In adjusting the tension of the contra buffer spring M, since the top thereof is engaged in the hole in abutment B, which latter is under the strong pressure of spring K and not easily turned, the nut L may be easily turned so as to slide the slight protuberance P at the lower end of spring M out of the shallow notch L in the nut, and the latter completes a revolution before the protuberance again engages in the notch, which combination serves as a means for locking the nut'in some desired position. By screwing the nut I down hard the splines D and Ewill be forced into the channels with sufficient frictional contact to firmly hold the stem 0 from longitudinal movement, thus forming a rigid seat-post.

The shoulder formed by the leather-buifer washer and its retaining-nut may be dispensed with by the use of a spring M of sufficient stiffness to always hold the stem 0 against the upward pressure of spring K normally in about the position shown in Fig. 1.

I claim as my invention 1. In a spring seat-post, an outer casing, a spring-actuated seat-stem adapted to slide longitudinally and axially through the casing,

longitudinal depressions in the sides of the stem, and splines in the top of the casing adapted to slidingly fit said depressions, the top end of the casing slightly tapered and screwthreaded exteriorly with slits across the threads, and fitted with a conical nut adapted to close the splines into the said depressions in the stem for the purpose described.

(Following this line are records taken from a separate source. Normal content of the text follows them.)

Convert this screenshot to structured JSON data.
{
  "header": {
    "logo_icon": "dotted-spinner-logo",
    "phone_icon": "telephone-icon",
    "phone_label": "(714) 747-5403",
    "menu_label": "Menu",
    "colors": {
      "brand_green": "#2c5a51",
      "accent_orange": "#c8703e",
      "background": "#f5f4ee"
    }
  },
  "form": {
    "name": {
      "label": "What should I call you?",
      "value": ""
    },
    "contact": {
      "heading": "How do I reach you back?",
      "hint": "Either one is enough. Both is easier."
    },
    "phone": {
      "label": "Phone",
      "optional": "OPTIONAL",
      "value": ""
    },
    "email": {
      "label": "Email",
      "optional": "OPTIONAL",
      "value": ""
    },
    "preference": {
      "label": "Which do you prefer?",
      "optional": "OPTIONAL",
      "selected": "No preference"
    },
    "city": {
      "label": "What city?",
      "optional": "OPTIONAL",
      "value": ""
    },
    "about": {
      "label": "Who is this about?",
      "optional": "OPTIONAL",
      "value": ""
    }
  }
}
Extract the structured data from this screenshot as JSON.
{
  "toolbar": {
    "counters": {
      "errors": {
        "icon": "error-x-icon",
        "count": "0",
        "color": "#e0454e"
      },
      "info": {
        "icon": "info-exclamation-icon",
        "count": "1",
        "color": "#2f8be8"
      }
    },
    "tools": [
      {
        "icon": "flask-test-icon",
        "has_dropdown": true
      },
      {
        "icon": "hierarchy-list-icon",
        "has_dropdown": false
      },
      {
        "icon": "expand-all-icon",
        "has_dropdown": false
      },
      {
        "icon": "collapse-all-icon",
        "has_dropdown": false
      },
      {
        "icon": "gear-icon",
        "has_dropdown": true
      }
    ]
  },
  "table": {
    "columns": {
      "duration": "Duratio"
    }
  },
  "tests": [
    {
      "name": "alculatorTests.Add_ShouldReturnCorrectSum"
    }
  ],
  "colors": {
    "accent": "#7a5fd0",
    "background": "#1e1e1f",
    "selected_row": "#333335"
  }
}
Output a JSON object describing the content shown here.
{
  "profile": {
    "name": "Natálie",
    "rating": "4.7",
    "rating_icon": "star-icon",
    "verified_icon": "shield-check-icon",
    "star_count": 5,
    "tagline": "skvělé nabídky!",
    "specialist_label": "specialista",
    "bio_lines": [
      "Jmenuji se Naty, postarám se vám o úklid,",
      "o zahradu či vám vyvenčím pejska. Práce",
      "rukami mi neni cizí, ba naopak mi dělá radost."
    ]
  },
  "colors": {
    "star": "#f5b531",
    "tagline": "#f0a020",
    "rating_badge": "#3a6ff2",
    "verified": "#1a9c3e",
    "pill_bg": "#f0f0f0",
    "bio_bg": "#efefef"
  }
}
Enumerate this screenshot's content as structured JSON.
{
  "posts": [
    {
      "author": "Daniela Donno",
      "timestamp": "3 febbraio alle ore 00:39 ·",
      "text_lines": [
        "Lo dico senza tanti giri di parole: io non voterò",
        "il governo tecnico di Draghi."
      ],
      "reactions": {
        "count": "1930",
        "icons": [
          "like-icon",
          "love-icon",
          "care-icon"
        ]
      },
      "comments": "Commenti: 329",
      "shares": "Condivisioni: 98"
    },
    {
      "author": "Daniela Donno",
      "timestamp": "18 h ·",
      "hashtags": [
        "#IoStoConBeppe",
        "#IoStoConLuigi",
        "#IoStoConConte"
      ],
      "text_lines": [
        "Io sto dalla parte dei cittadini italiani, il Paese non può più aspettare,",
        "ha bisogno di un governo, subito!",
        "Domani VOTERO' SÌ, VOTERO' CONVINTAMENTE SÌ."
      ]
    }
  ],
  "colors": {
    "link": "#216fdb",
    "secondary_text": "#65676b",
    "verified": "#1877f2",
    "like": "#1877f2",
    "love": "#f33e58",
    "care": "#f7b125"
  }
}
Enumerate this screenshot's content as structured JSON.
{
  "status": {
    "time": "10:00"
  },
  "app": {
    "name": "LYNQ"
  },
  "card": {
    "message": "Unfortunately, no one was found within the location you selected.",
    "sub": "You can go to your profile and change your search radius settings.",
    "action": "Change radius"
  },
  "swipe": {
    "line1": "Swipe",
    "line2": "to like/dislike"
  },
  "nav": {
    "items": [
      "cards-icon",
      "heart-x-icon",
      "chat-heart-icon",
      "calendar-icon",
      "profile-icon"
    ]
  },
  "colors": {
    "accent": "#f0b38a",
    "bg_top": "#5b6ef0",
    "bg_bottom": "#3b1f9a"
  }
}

2. In aspring seat-post a casing formed by swaging a portion of the top thereof inwardly and forming an annular inner shoulder, and swaging a part of the reduced portion inwardly, forming splines, the reduced portion of the casing screw-threaded, slitted across the threads and provided with a screwthreaded conical nut adapted to close the slits and .the reduced top of the case, all for the purpose hereinbefore described.

3. The combination in a spring seat-post, of a casing formed by swaging a part of the top thereof inwardly and forming an annular inner shoulder, swagin g a part of the reduced portion inwardly forming splines, aseat-post stem having longitudinal grooves and a collar, said stem disposed axially within the easing, said collar adapted to contact the annular shoulder, and the splines slidingly fitted to the said grooves, the reduced portion of the casing screw-threaded and slitted across the threads, upon which latter a screw-threaded conical nut is mounted which is adapted to close the slits and the reduced portion of the case and the splines upon the stem, substantially as stated.

4. In a spring seat-post in combination with the case A the annular abutment B longitudinally adjustable therein, stem 0 dis posed axially through the case and the said abutment, and terminating in a screw-threaded portion upon which is mounted a nut, a helical spring mounted on the stem and the ends of the spring in engagement with a notch in the abutment and in sliding engagement with a notch in the nut, for the purpose stated.

In testimony that I claim the foregoing I have hereunto set my hand, this 27th day of July, 1896, in the presence of witnesses.

HOIVARD K. BROOKS.

l/Vitnessesz E. J. CARLsoN, OSCAR SNELL.

Referenced by
Citing PatentFiling datePublication dateApplicantTitle
US5364160 *Feb 26, 1993Nov 15, 1994Fritschen Thomas MOpen air duct bicycle saddle mount
Classifications
Cooperative ClassificationB62K25/04